## [Activity]
Looking at the listing below, how many lines include "hosts"? Answer with the number only.

## [Information provided]
· · ·
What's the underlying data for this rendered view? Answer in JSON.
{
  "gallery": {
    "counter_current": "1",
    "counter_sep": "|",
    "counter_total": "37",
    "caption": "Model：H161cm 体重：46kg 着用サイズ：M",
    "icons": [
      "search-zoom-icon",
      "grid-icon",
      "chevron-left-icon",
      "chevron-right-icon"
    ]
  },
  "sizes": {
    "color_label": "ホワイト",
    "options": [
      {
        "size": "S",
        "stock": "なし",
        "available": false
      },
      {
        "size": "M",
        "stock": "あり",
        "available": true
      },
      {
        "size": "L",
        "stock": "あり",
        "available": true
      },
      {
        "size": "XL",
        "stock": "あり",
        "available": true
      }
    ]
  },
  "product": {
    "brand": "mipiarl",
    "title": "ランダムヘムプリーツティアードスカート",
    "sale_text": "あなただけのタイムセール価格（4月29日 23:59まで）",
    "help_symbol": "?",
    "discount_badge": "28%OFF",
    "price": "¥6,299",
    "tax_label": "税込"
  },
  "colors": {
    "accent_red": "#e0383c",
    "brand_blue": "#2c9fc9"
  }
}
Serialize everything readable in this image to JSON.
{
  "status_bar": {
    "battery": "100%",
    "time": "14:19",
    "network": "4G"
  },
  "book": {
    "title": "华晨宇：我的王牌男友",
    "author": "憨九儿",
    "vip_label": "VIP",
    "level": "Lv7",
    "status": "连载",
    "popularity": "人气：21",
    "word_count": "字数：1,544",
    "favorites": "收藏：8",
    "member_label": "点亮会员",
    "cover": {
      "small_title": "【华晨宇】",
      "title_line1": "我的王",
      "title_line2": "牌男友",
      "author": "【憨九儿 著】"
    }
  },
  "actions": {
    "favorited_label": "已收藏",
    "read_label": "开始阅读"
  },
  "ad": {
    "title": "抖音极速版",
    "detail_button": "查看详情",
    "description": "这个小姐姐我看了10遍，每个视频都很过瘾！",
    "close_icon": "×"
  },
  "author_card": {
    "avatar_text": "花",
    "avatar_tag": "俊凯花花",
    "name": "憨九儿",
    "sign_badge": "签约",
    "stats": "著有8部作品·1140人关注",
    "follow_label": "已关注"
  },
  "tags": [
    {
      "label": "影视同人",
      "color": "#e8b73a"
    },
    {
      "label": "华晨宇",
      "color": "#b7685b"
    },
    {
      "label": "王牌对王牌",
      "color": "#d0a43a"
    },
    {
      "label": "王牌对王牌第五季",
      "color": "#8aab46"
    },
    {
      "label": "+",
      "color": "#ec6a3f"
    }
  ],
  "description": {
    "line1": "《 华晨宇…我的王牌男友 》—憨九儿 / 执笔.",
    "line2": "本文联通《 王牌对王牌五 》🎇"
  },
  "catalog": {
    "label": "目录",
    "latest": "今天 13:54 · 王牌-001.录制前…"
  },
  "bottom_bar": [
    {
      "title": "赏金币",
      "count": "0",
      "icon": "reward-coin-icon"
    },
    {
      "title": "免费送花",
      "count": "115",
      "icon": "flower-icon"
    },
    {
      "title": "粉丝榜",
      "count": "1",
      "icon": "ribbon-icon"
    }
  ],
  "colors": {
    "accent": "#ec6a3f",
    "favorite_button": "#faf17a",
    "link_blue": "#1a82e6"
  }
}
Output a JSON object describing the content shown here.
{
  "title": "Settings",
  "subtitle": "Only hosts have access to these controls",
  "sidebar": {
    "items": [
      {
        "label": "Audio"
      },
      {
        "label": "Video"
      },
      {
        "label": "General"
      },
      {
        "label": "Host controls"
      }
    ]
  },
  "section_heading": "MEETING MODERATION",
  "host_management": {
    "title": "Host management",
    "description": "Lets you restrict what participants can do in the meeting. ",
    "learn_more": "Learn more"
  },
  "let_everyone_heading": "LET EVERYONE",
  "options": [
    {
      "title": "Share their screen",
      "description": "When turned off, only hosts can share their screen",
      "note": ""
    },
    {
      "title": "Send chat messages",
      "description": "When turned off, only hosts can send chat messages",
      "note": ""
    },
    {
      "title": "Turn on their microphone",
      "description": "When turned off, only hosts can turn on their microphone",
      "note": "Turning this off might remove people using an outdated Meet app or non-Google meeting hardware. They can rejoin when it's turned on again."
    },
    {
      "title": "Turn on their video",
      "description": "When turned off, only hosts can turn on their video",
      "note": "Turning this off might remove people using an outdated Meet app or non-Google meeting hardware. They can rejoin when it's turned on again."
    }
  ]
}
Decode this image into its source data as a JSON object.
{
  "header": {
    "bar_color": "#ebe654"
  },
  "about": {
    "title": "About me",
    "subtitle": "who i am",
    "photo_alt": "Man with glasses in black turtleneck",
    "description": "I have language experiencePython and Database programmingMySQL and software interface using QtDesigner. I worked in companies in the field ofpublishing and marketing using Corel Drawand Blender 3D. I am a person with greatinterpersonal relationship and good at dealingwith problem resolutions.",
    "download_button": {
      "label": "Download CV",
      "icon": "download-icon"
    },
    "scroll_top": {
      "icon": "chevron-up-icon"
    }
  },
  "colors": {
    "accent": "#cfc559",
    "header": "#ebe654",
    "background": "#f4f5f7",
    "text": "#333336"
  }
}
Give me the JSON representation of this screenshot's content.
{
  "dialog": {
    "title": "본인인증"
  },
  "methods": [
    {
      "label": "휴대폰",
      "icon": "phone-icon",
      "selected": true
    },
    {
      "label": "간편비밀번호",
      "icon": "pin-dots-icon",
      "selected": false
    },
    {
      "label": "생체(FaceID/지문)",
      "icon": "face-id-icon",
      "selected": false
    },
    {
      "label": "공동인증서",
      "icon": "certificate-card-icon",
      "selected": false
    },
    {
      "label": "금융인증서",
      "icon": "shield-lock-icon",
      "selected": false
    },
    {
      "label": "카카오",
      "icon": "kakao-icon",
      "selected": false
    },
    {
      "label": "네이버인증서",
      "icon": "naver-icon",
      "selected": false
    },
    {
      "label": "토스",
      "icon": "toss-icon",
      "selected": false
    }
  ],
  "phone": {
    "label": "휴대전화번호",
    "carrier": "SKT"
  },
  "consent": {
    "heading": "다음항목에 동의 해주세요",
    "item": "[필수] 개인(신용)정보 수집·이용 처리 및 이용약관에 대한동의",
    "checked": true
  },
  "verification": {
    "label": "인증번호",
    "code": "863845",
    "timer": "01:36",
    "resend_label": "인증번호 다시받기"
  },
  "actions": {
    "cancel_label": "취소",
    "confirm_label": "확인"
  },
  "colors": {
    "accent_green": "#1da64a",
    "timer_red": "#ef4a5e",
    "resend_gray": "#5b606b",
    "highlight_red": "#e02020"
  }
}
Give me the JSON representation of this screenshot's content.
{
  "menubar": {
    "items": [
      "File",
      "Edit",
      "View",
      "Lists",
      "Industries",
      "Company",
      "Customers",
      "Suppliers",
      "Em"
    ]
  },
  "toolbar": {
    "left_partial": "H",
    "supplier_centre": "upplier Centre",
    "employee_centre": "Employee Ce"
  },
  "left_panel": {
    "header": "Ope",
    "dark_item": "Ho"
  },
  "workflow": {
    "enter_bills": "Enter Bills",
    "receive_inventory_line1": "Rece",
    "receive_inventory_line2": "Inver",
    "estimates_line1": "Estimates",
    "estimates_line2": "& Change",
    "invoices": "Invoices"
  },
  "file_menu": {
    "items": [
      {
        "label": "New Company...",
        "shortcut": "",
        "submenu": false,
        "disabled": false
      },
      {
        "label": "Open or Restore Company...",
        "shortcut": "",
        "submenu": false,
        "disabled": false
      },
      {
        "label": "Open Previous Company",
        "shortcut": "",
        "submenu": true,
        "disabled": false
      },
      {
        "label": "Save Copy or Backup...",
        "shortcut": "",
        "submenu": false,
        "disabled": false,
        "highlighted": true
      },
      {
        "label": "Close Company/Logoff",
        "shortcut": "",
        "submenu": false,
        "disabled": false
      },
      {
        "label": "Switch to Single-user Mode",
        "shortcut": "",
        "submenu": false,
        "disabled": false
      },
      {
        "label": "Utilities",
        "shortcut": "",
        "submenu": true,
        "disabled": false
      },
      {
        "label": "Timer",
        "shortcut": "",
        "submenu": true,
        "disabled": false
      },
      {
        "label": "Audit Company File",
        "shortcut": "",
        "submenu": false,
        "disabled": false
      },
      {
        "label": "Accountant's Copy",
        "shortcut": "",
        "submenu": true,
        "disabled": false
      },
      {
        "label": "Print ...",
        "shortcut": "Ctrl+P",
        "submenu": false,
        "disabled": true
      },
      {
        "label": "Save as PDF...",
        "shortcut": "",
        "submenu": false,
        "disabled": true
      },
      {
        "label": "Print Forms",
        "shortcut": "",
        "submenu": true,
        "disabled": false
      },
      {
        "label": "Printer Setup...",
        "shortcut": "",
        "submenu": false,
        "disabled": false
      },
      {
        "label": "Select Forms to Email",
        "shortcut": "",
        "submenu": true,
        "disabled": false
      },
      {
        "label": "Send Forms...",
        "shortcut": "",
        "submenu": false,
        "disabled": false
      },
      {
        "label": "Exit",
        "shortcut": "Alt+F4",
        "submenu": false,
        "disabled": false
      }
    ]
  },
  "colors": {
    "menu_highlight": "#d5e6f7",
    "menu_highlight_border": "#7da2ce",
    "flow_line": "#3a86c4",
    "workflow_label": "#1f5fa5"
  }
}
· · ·
## [Answer box]
5